Concepts: Childbirth, Infant, Intensive care medicine, Milk, Breastfeeding, Lactation, Pediatrics, United States Census Bureau


In evaluating research investments, it is important to establish whether the expertise gained by researchers in conducting their projects propagates into the broader economy. For eight universities, it was possible to combine data from the UMETRICS project, which provided administrative records on graduate students supported by funded research, with data from the U.S. Census Bureau. The analysis covers 2010-2012 earnings and placement outcomes of people receiving doctorates in 2009-2011. Almost 40% of supported doctorate recipients, both federally and nonfederally funded, entered industry and, when they did, they disproportionately got jobs at large and high-wage establishments in high-tech and professional service industries. Although Ph.D. recipients spread nationally, there was also geographic clustering in employment near the universities that trained and employed the researchers. We also show large differences across fields in placement outcomes.

Concepts: University, Academic degree, Postgraduate education, Professor, Doctorate, United States Census, United States Census Bureau, Census


Knowledge of the cancer burden is important for informing and advocating cancer prevention and control. Mortality data are readily available for states and counties, but not for congressional districts, from which representatives are elected and which may be more influential in compelling legislation and policy.

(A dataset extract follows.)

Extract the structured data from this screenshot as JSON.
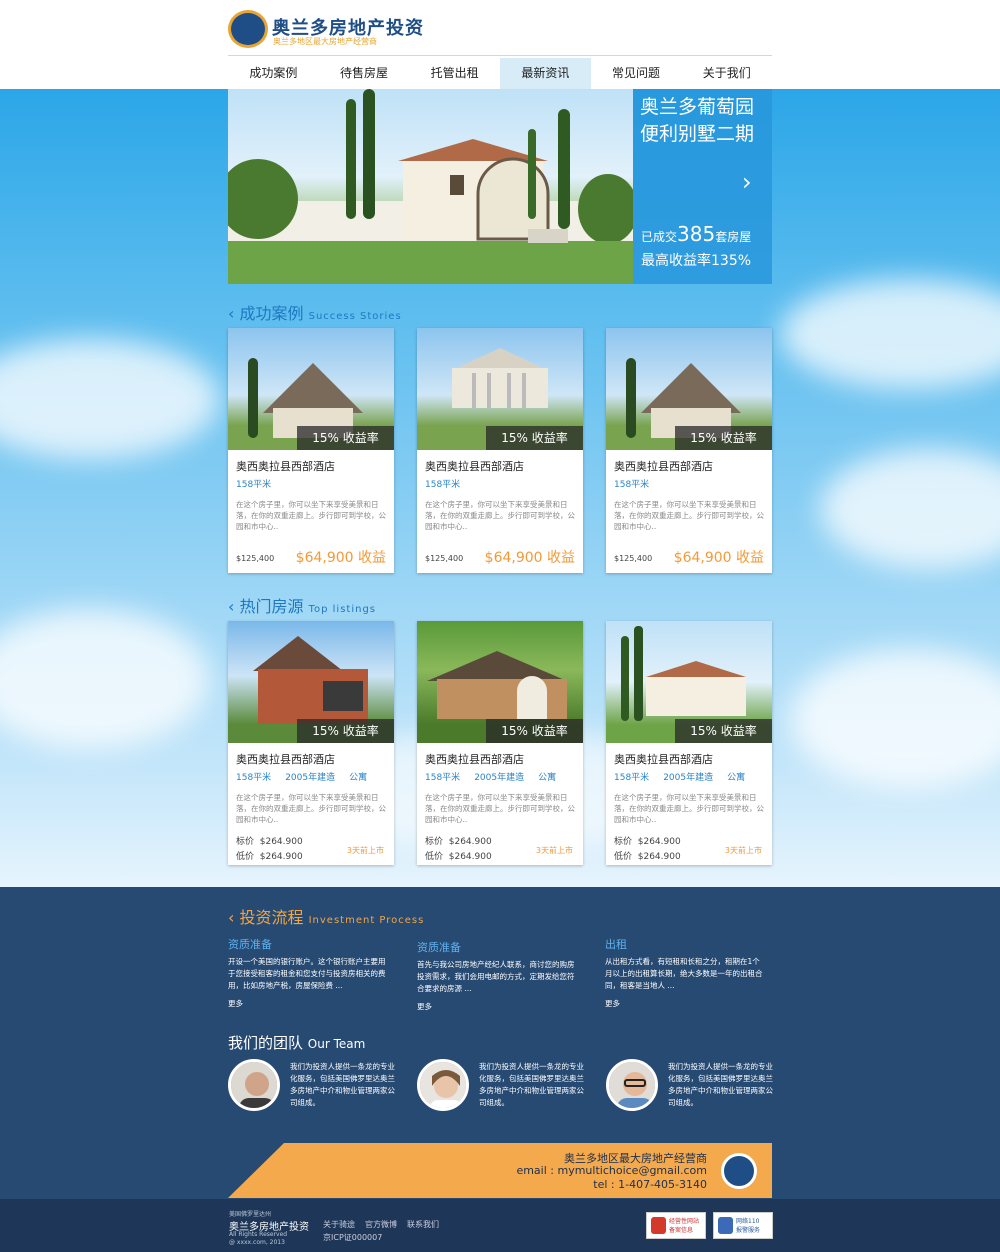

The authors calculated average annual cancer death rates during 2002 to 2011 for each of the 435 congressional districts using mortality data from the National Center for Health Statistics and population estimates from the US Census Bureau. Age-standardized death rates were mapped for all sites combined and separately for cancers of the lung and bronchus, colorectum, breast, and prostate by race/ethnicity and sex. Overall cancer death rates vary by almost 2-fold and are generally lowest in Mountain states and highest in Appalachia and areas of the South. The distribution is similar for lung and colorectal cancers, with the lowest rates consistently noted in districts in Utah. However, for breast and prostate cancers, while the highest rates are again scattered throughout the South, the geographic pattern is less clear and the lowest rates are in Hawaii and southern Texas and Florida. Within-state heterogeneity is limited, particularly for men, with the exceptions of Texas, Georgia, and Florida. Patterns also vary by race/ethnicity. For example, the highest prostate cancer death rates are in the West and north central United States among non-Hispanic whites, but in the deep South among African Americans. Hispanics have the lowest rates except for colorectal cancer in Wyoming, eastern Colorado, and northern New Mexico. These data can facilitate cancer control and stimulate conversation about the relationship between cancer and policies that influence access to health care and the prevalence of behavioral and environmental risk factors. CA Cancer J Clin 2015. © 2015 American Cancer Society.

Concepts: Epidemiology, Cancer, Metastasis, United States, Prostate cancer, Colorectal cancer, Southern United States, United States Census Bureau